Utrecht is home to many nationalities. Every week, DUIC features an Utrechter with a different background. The concept was inspired by ‘180 amsterdammers’.
“The Dutch are very direct, so the conversations are meaningful”
Araya spent his teenage years and most of his childhood in Zimbabwe. He sees this as his native country. “My mother is Dutch and my father’s from Ethiopia. We moved to Malawi when I was six months old and able to fly, and then to Zimbabwe when I was six. I loved living there, it’s a great place to grow up: you have so much freedom and so few rules. We played outside most of the time; the country is a few years behind when it comes to technology and the internet.” According to Araya, the people of Zimbabwe are kind and friendly. “People greet each other and if you go somewhere by bus, nine times out of ten you’ll end up chatting to someone on the journey. You learn a lot about the country and its people.” These conversations aren’t about the weather, like here, because the weather is always good. They’re about whatever happens to be going on that day: football, the state of the economy. There’s a lot of poverty in Zimbabwe. “Between 2004 and 2008, the country was in a sorry state. The shops ran out of stock, the shelves were completely empty.” Araya explains that the entire infrastructure ground to a halt in 2004, and that there was no communal water supply where he lived. “The pipes are too old and too expensive to repair. The government can’t afford it. I lived in a town and my father worked for the United Nations so we lived in relative comfort. People with a local source of income had a tough time.”
Araya had to get used to people spending so much time in the shower in the Netherlands, leaving the tap running while brushing their teeth and using a dishwasher. “It’s hard for the Dutch to understand that some people just don’t have clean running water and that the only thing they can feed their family on is onions and tomatoes.” Growing up in Zimbabwe may have influenced Araya’s decision to study geoscience and become an environmental consultant. “People have time for the environment in the Netherlands, they’re trying to do something about it. This really isn’t a priority in Zimbabwe.” Araya didn’t find it difficult to integrate into Dutch society. “The Dutch are very direct, so the conversations are meaningful and it’s easy to share your opinions.
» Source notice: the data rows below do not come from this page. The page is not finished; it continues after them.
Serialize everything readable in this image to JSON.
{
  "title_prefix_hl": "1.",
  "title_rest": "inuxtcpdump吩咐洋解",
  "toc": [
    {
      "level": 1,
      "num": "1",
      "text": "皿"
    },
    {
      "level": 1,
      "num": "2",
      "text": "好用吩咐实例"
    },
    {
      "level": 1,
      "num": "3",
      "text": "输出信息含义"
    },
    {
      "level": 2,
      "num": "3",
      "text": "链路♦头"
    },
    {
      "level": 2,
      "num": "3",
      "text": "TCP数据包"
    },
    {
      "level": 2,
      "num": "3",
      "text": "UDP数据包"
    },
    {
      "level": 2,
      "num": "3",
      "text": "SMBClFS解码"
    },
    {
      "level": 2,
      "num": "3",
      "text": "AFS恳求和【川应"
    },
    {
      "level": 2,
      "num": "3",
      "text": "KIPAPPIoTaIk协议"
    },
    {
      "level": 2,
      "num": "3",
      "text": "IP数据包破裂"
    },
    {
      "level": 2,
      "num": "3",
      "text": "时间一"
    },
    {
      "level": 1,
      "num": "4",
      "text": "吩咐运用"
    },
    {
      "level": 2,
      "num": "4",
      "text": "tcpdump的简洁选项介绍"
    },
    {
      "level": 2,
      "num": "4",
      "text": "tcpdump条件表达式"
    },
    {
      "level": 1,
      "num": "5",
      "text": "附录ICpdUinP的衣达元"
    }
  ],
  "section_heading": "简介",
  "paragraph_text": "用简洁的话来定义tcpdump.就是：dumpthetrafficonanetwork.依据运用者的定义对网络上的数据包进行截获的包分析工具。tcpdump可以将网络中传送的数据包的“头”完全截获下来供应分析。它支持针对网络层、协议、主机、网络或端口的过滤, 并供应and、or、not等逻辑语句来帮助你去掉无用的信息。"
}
There’s not much I haven’t had a conversation about at some time or other!” Araya enjoys living in Utrecht. “It’s a fantastic city. The only downside is the winter”, he laughs. He loves all the lights, Sinterklaas and the fact that you can bike everywhere. “Utrecht city centre is the best. There’s so much going on, you can do practically anything you want.” The one thing he misses about Zimbabwe is being in de middle of nowhere. “It’s scary – if your car breaks down, you’re really stuck – but it’s exciting too.”
The pace of life in Zimbabwe is relaxed and slow, says Araya. It’s difficult to get anything off the ground. “If you make an appointment, it’s 50-50 whether it will actually take go ahead. My brother had to wait two years for a driving licence, for example. That laissez faire attitude is in me too. Luckily, the people I go around with know that I’m hardly ever on time.”
Name: Araya Negash
Place of birth: Maarssen
Date of birth: 30 August 1991
Motto: ‘Being considerate towards others is the solution to many problems’
Allemaal Utrechters is a series of interviews with people who moved to Utrecht from another country. We ask them about their background and their impression of Utrecht, revealing the true diversity of our city. The ‘Allemaal Utrechters’ series is a collaboration between DUIC and Culturele Zondagen, and has been made possible with help from Stichting Dialoog and the Municipality of Utrecht. We hope to showcase every nationality in Utrecht.